A rapid spread of African Swine Fever (ASF) is wiping out pig herds in China, the UN’s Food and Agriculture Organization (FAO) said on Thursday, and the killer disease has led to a drop in world meat production for the first time in more than 20 years, with other global staples also facing new threats

The Organization’s latest Food Outlook, published on Thursday, anticipates ASF will lead to a contraction of at least 20 per cent in the output of pork products in China, the world’s largest producer, accounting for half of all global production. 

Read more here.

Hostilities in northeast Syria a grave concern, says senior UN humanitarian adviser

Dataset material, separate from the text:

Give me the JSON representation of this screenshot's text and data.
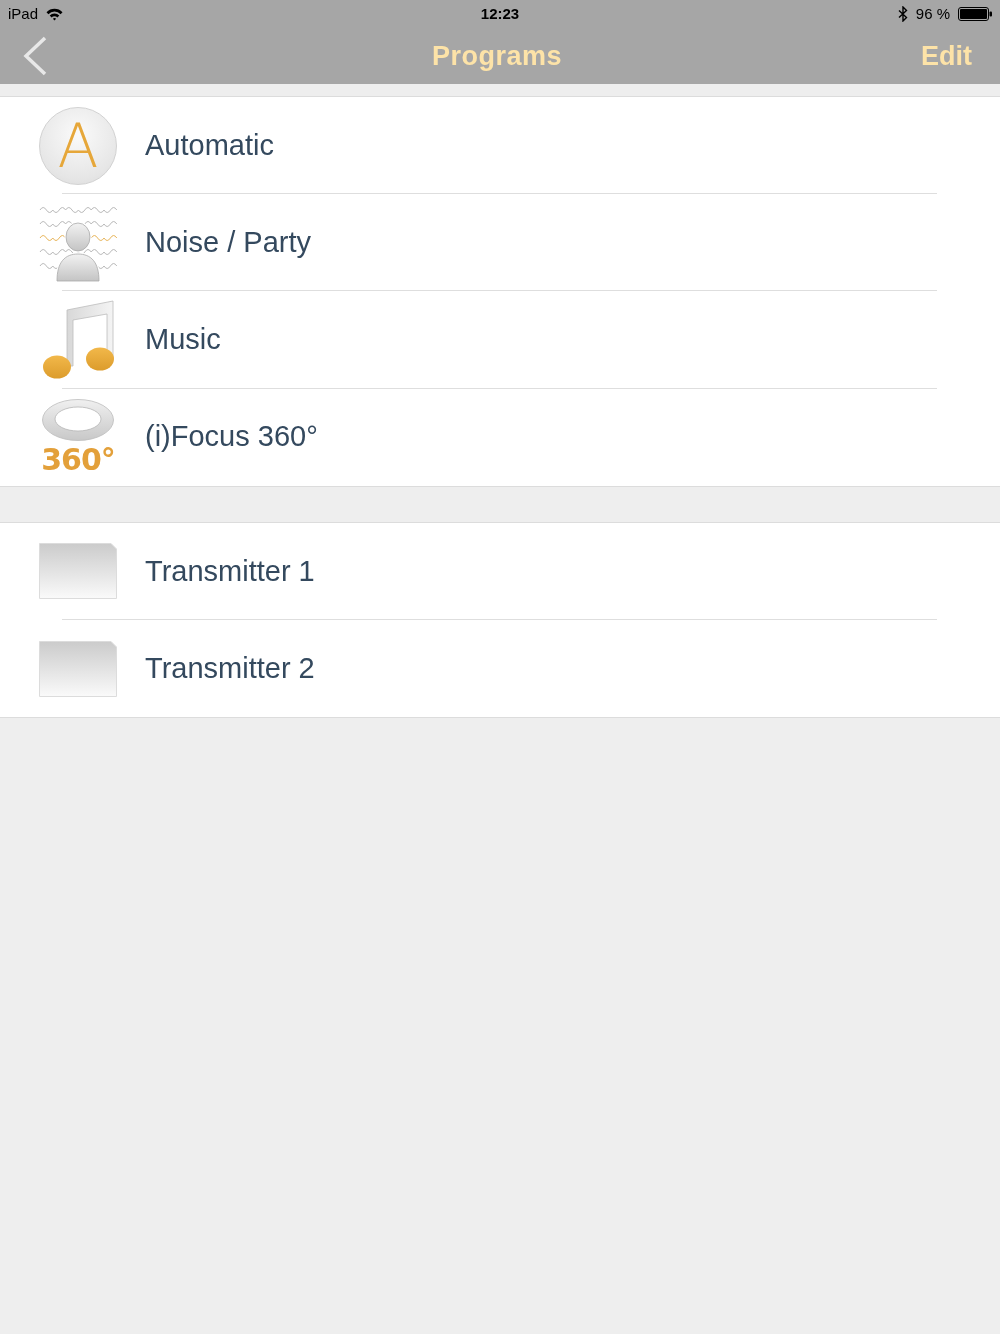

A Yazidi Kurd from Sinjar who was abducted by ISIL, pictured here in Mamilyan Camp for internally displaced persons in Akre, Iraq.

The safety and protection of hundreds of thousands of civilians affected by a recent escalation of hostilities in northeast Syria remain a grave concern, a senior UN humanitarian adviser said after visiting the war-torn country.

While the intensity and scope of violence have declined in recent weeks, Najat Rochdi, Senior Humanitarian Adviser to the Special Envoy for Syria, told a Humanitarian Task Force meeting in Geneva on Thursday that localized heavy fighting continues.

She explained that of the more than 200,000 people who fled the fighting in recent weeks, close to 100,000 have yet to return home, dispersed across improvised camps and shelters.

These recent displacements are compounding an already dire situation in which some 710,000 people were already displaced and approximately 1.8 million remain in need of humanitarian assistance, according to the UN adviser. 

While humanitarian actors continue to mobilize and, when possible, help people affected by the hostilities, Ms. Rochdi urged all parties to do more to facilitate guaranteed safe, unimpeded and sustained access for the UN and its humanitarian partners.

Montreal Protocol in the food chain

According to the UN, an estimated one-third of all food is lost or wasted worldwide as it moves from where it is produced to where it is eaten.

And turning to the environment, the chief of the UN Food and Agriculture Organization, FAO, said on Thursday that international co-operation and climate friendly technologies are critical to address global food waste.

Around 1.3 billion tonnes, or one third of all food produced for consumption around the world, is either lost or wasted, according to FAO.

Food loss mainly occurs in developing countries where 821 million people still suffer from chronic malnutrition. It also impacts climate change.

In Rome, at a meeting of the Parties to the Montreal Protocol on Substances that Deplete the Ozone Layer, Qu Dongyu underscored that the Montreal Protocol is the “only a successful environmental agreement that has helped the recovery of the ozone layer and contributed to the fight against climate change”.

“It is also of great importance in protecting the food chain”, and “an excellent example of multilateral cooperation”, he added.

Listen to or download our audio News in Brief for 7 November on SoundCloud: